Lithuania S&D

2

Estonia S&D

2

Belgium S&D

3

Latvia S&D

2

Slovenia S&D

Against (2)

2

Greece S&D

2

Slovakia S&D

3

Cyprus S&D

2

Luxembourg S&D

Against (1)

1

Finland S&D

2

L’intelligence artificielle en droit pénal et son utilisation par les autorités policières et judiciaires dans les affaires pénales - Artificial intelligence in criminal law and its use by the police and judicial authorities in criminal matters - Künstliche Intelligenz im Strafrecht und ihre Verwendung durch die Polizei und Justizbehörden in Strafsachen - A9-0232/2021 - Petar Vitanov - Proposition de résolution (ensemble du texte) #
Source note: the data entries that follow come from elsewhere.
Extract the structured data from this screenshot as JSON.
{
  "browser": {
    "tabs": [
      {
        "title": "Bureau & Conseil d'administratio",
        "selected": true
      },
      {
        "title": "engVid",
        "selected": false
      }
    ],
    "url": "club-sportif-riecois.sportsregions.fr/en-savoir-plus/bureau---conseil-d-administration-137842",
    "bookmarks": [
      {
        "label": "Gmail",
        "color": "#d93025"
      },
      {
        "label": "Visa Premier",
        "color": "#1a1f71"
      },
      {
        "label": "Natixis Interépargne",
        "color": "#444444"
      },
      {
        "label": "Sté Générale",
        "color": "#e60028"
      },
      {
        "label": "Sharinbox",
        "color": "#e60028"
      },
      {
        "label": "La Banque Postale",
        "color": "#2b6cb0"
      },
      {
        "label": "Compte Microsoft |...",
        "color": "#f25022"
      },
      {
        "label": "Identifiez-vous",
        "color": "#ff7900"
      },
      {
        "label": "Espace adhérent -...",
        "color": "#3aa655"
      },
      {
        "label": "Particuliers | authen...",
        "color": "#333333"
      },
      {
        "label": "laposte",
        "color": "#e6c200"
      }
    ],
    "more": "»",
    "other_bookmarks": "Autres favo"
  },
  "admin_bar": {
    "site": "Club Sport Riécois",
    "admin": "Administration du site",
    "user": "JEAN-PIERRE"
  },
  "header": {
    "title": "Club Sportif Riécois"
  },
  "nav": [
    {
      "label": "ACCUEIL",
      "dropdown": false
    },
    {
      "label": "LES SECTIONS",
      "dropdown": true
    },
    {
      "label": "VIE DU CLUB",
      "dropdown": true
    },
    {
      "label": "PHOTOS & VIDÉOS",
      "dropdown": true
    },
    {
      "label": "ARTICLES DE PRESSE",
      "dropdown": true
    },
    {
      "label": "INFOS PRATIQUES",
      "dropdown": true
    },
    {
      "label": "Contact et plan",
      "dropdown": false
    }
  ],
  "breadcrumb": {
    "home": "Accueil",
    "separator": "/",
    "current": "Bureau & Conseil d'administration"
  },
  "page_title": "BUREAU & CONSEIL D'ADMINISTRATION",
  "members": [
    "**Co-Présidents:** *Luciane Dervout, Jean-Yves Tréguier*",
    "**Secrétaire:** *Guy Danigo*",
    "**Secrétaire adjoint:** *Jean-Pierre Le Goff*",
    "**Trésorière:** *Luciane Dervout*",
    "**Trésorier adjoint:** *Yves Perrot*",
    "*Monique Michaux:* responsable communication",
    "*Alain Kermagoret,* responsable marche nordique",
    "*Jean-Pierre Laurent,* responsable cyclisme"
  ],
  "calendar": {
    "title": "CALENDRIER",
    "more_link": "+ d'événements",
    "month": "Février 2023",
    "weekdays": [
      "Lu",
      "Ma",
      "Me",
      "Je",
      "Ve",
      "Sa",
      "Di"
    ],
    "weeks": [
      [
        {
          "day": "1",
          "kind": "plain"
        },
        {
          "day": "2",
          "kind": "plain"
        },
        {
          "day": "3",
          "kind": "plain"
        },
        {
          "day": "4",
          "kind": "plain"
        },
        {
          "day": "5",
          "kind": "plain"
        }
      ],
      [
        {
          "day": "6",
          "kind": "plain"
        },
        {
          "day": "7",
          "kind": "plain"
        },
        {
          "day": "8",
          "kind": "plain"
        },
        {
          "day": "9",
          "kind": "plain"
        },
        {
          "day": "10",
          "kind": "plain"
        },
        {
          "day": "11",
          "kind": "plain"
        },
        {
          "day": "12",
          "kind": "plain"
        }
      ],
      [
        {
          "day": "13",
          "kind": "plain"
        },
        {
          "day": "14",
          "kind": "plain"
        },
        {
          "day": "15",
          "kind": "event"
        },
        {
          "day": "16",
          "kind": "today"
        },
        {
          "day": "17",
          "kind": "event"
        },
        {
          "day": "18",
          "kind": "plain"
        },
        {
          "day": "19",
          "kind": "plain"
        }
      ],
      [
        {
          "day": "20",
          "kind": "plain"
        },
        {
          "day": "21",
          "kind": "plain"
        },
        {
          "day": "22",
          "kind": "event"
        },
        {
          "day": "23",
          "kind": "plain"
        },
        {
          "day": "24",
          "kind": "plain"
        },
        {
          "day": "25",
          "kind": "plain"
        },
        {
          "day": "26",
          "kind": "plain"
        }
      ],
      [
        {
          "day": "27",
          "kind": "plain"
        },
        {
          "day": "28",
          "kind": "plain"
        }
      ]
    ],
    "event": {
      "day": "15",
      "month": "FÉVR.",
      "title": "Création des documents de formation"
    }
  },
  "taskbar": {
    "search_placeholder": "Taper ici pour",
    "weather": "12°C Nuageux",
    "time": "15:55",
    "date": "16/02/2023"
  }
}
2021/10/05 Outcome: +: 377, -: 248, 0: 62
ES FR NL DE CZ DK BE FI SE PT RO AT EE BG LU LV MT CY SK LT IE HR SI EL IT PL HU
Total
59
79
29
91
20
14
21
13
20
21
32
19
6
17
6
8
6
6
14
10
13
12
8
20
74
52
17
icon: S&D S&D
138

Czechia S&D

For (1)

1

Finland S&D

1

Estonia S&D

2

Luxembourg S&D

For (1)

1

Latvia S&D

2

Cyprus S&D

2

Lithuania S&D

2

Slovenia S&D

2

Greece S&D

2

Hungary S&D

For (1)

1
icon: Renew Renew
98

Finland Renew

3
3

Austria Renew

For (1)

1

Estonia Renew

3

Luxembourg Renew

2

Latvia Renew

For (1)

1

Lithuania Renew

1

Ireland Renew

2

Croatia Renew

For (1)

1

Slovenia Renew

2

Italy Renew

2

Hungary Renew

2
icon: Verts/ALE Verts/ALE
71

Spain Verts/ALE

3

Netherlands Verts/ALE

3

Czechia Verts/ALE

3

Denmark Verts/ALE

2

Belgium Verts/ALE

3

Finland Verts/ALE

3

Sweden Verts/ALE

3

Portugal Verts/ALE

1

Austria Verts/ALE

3

Luxembourg Verts/ALE

For (1)

1

Latvia Verts/ALE

1

Lithuania Verts/ALE

For (1)

1

Ireland Verts/ALE

2

Poland Verts/ALE

For (1)

1
icon: The Left The Left
39

Netherlands The Left

For (1)

1

Czechia The Left

1

Denmark The Left

1

Belgium The Left

For (1)

1

Finland The Left

For (1)

1

Sweden The Left

For (1)

1